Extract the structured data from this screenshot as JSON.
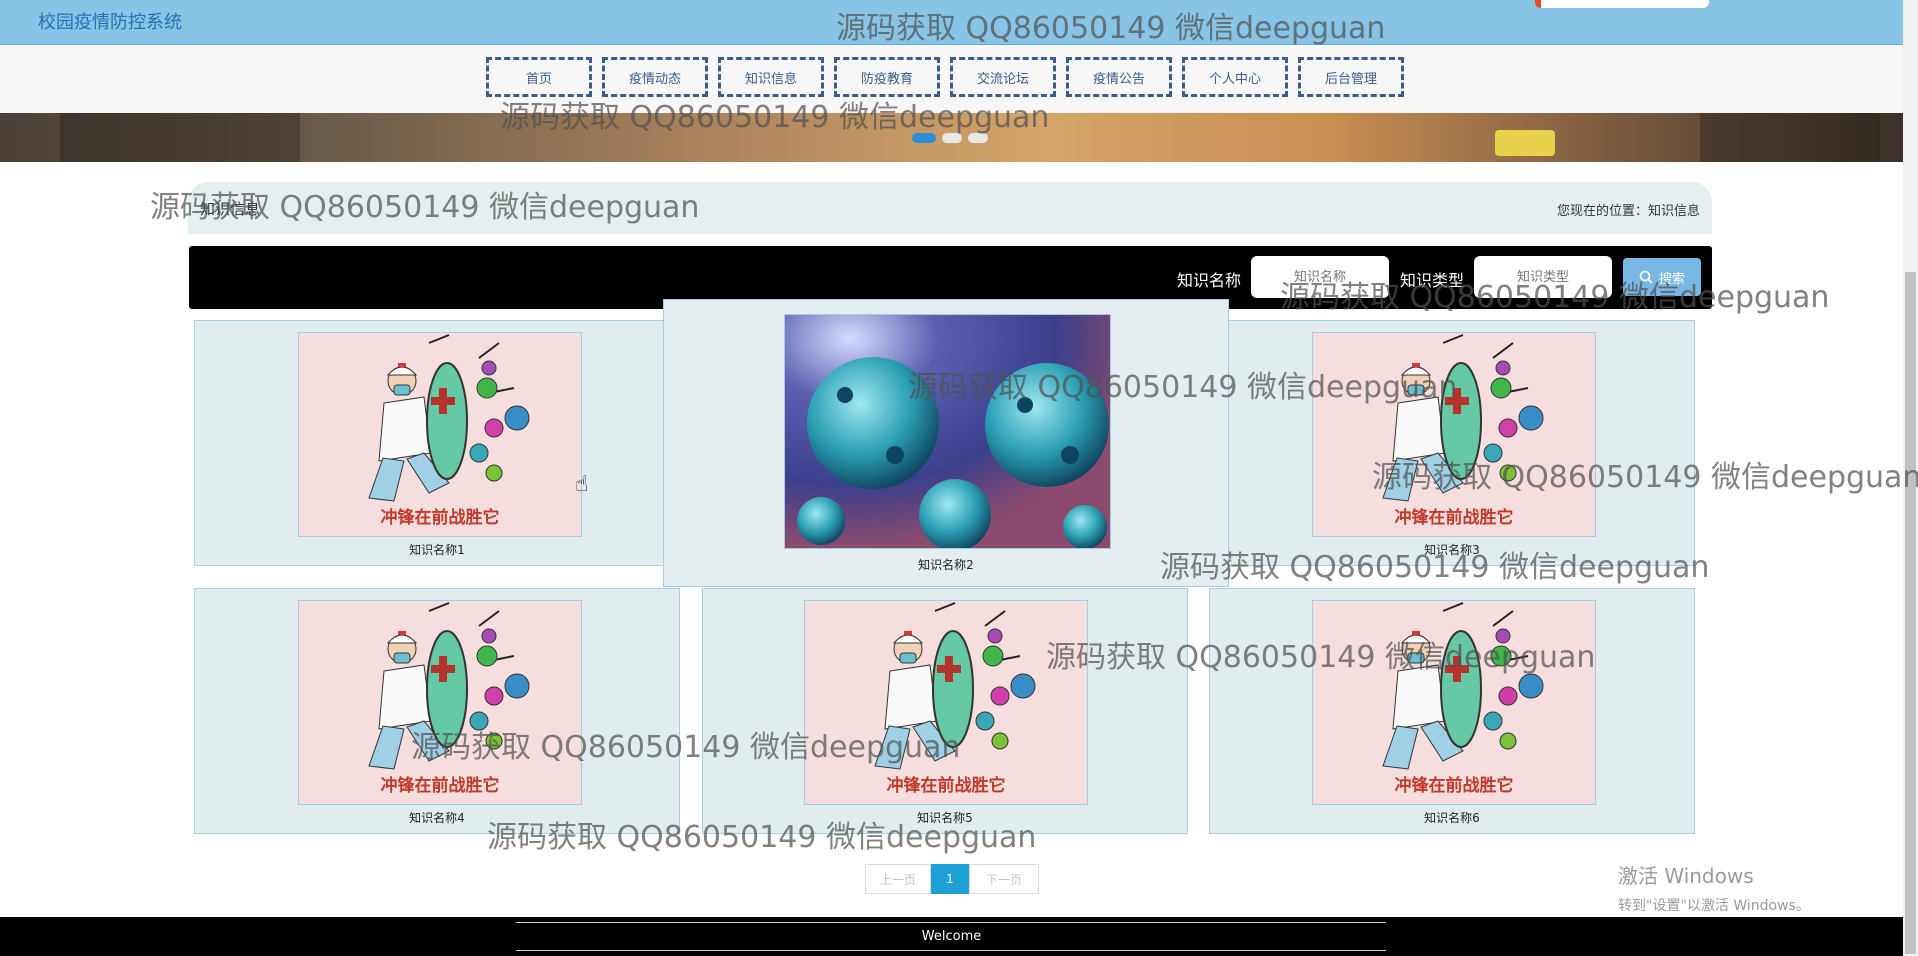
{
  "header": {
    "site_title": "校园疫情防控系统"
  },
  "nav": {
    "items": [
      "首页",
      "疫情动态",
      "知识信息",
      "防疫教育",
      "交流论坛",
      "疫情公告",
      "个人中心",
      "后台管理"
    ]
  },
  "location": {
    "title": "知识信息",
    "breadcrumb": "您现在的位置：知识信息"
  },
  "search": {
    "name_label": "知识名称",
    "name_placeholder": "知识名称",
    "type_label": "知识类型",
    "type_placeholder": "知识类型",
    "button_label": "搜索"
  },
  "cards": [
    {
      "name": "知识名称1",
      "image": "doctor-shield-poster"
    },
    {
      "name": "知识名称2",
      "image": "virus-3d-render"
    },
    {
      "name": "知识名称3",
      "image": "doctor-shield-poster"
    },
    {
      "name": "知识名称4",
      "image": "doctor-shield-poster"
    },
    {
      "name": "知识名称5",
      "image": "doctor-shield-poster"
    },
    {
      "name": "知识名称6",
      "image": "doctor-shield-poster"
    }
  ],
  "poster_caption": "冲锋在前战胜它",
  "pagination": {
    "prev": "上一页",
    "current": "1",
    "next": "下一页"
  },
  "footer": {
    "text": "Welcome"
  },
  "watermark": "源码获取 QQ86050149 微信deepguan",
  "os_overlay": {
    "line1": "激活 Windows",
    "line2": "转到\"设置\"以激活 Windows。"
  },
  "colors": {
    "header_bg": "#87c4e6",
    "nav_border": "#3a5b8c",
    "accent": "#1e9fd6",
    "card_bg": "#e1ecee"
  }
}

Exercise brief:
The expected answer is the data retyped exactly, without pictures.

Written answer:
Extract the structured data from this screenshot as JSON.
{
  "header": {
    "site_title": "校园疫情防控系统"
  },
  "nav": {
    "items": [
      "首页",
      "疫情动态",
      "知识信息",
      "防疫教育",
      "交流论坛",
      "疫情公告",
      "个人中心",
      "后台管理"
    ]
  },
  "location": {
    "title": "知识信息",
    "breadcrumb": "您现在的位置：知识信息"
  },
  "search": {
    "name_label": "知识名称",
    "name_placeholder": "知识名称",
    "type_label": "知识类型",
    "type_placeholder": "知识类型",
    "button_label": "搜索"
  },
  "cards": [
    {
      "name": "知识名称1",
      "image": "doctor-shield-poster"
    },
    {
      "name": "知识名称2",
      "image": "virus-3d-render"
    },
    {
      "name": "知识名称3",
      "image": "doctor-shield-poster"
    },
    {
      "name": "知识名称4",
      "image": "doctor-shield-poster"
    },
    {
      "name": "知识名称5",
      "image": "doctor-shield-poster"
    },
    {
      "name": "知识名称6",
      "image": "doctor-shield-poster"
    }
  ],
  "poster_caption": "冲锋在前战胜它",
  "pagination": {
    "prev": "上一页",
    "current": "1",
    "next": "下一页"
  },
  "footer": {
    "text": "Welcome"
  },
  "watermark": "源码获取 QQ86050149 微信deepguan",
  "os_overlay": {
    "line1": "激活 Windows",
    "line2": "转到\"设置\"以激活 Windows。"
  },
  "colors": {
    "header_bg": "#87c4e6",
    "nav_border": "#3a5b8c",
    "accent": "#1e9fd6",
    "card_bg": "#e1ecee"
  }
}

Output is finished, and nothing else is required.